──────── Exercise data ────────
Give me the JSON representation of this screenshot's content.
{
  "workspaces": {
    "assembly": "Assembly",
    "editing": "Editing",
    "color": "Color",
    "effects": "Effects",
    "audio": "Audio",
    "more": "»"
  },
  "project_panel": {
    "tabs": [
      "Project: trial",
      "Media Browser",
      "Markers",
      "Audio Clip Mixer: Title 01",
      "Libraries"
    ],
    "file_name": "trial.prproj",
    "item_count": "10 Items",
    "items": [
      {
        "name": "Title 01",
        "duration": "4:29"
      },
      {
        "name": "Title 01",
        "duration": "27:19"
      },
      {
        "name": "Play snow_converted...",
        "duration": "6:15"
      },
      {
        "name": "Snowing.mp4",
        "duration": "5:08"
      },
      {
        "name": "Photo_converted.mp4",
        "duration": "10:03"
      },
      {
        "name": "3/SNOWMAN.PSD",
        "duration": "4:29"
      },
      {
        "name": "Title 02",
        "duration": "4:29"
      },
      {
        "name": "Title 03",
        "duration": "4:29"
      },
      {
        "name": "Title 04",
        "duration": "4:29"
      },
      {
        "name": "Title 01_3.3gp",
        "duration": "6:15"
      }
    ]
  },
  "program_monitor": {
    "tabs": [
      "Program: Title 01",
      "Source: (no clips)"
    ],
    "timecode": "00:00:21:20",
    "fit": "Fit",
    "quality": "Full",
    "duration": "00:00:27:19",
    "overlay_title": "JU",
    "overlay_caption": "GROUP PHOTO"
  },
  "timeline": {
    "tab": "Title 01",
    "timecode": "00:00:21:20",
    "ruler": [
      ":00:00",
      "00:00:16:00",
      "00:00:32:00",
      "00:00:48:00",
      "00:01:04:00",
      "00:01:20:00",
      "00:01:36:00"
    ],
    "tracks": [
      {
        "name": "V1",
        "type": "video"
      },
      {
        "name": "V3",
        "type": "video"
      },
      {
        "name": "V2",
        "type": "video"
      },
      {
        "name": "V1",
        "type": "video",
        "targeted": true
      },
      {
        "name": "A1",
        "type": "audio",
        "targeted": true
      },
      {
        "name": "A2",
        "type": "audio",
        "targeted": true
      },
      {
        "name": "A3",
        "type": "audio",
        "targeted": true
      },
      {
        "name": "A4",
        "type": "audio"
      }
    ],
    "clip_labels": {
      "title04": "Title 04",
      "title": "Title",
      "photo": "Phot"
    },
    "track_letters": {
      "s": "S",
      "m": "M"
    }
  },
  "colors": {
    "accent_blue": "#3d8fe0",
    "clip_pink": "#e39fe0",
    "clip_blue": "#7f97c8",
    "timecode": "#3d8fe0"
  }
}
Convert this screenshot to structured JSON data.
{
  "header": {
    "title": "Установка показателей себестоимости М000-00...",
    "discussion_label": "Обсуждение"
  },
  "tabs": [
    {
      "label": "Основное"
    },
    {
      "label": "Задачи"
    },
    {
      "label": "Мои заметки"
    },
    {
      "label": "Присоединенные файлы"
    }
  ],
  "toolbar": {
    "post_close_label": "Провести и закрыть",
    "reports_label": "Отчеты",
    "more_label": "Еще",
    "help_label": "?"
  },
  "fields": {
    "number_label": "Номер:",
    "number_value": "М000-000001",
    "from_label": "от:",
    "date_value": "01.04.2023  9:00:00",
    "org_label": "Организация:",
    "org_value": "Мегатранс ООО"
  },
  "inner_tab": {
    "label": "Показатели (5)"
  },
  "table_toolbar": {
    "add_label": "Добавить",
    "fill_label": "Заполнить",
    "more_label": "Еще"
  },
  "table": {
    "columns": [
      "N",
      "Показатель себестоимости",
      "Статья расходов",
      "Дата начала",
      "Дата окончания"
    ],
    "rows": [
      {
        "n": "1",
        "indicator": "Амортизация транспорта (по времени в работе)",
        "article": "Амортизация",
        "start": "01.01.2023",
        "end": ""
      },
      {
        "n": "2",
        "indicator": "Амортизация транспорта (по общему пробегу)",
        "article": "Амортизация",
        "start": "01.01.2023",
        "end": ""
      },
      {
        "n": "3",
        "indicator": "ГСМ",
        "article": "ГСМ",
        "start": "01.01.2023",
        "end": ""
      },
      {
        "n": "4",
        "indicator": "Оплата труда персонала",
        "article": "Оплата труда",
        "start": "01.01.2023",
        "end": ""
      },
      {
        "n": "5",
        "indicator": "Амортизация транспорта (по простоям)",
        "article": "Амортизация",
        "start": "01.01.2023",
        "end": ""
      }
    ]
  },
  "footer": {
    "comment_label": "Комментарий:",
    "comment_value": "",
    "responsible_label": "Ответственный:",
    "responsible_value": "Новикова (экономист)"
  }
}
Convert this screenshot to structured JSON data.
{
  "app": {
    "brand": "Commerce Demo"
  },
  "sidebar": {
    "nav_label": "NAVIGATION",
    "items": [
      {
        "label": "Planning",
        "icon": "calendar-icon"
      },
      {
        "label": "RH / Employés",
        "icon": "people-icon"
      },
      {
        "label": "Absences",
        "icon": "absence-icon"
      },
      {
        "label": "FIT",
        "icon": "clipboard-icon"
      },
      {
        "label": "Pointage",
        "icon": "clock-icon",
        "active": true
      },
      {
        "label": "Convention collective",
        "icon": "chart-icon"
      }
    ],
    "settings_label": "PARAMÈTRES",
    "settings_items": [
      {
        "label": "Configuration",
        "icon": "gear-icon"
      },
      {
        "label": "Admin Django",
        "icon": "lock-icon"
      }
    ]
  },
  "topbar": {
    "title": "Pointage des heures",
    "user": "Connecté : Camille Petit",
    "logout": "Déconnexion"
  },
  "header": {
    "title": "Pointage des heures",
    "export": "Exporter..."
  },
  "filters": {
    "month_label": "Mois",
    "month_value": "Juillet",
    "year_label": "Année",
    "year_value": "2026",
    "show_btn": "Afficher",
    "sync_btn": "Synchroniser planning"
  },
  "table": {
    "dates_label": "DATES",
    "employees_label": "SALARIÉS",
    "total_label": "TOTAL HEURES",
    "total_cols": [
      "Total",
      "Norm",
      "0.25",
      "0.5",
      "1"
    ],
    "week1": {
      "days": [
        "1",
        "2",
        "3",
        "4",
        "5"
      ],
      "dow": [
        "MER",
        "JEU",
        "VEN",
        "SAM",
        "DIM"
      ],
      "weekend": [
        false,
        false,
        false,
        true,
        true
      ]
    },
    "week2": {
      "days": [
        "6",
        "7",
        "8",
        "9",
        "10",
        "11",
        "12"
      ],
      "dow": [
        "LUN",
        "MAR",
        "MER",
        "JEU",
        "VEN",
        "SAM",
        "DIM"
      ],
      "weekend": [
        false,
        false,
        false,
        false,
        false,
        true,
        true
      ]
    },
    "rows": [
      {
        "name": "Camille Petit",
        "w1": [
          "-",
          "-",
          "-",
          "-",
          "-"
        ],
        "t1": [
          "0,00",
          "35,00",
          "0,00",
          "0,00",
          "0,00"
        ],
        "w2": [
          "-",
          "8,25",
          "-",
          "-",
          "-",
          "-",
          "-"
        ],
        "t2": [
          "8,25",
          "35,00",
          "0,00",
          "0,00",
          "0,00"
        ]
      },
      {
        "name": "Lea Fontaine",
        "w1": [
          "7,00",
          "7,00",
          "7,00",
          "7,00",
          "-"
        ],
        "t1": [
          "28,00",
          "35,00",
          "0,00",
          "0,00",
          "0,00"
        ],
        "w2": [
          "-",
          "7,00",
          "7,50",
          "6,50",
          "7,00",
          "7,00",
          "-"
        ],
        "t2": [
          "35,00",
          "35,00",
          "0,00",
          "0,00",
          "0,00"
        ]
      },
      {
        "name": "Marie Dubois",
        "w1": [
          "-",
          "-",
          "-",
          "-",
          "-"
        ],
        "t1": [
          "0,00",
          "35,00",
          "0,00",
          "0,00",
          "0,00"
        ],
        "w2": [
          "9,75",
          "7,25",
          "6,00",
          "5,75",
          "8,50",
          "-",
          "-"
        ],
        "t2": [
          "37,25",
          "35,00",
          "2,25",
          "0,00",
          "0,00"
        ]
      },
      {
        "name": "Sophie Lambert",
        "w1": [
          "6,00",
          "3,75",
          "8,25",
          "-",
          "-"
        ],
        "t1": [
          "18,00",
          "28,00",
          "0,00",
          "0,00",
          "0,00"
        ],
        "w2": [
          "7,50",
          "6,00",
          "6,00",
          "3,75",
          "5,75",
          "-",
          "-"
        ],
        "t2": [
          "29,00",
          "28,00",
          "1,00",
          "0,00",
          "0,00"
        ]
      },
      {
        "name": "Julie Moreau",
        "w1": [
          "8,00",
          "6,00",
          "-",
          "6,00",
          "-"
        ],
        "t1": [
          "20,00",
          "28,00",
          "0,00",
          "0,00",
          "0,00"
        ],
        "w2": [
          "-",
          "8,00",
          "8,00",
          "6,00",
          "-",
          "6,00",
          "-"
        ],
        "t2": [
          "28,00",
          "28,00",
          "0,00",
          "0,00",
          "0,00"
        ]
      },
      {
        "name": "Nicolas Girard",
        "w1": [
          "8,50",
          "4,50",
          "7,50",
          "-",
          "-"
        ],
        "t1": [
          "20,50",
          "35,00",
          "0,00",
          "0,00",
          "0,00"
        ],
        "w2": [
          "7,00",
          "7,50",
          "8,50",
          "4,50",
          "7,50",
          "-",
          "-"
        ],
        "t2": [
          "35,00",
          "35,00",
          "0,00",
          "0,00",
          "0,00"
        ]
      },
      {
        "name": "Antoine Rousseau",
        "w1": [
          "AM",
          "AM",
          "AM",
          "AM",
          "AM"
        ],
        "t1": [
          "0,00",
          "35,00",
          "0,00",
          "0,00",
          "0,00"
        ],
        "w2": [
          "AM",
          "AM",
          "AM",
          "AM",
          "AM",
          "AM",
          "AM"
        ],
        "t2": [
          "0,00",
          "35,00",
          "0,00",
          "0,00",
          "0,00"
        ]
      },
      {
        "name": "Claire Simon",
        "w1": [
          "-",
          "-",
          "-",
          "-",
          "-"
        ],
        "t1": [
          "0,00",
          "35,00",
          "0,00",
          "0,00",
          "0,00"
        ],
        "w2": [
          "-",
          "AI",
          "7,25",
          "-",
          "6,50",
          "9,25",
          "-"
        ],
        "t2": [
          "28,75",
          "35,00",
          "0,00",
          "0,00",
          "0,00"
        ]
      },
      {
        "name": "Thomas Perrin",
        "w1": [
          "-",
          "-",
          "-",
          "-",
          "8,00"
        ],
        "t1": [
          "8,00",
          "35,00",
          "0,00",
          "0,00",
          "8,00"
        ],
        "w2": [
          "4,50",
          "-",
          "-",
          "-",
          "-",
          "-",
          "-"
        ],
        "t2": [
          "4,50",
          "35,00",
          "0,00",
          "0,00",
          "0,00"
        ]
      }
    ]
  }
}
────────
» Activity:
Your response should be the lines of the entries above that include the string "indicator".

» Your solution:
        "indicator": "Амортизация транспорта (по времени в работе)",
        "indicator": "Амортизация транспорта (по общему пробегу)",
        "indicator": "ГСМ",
        "indicator": "Оплата труда персонала",
        "indicator": "Амортизация транспорта (по простоям)",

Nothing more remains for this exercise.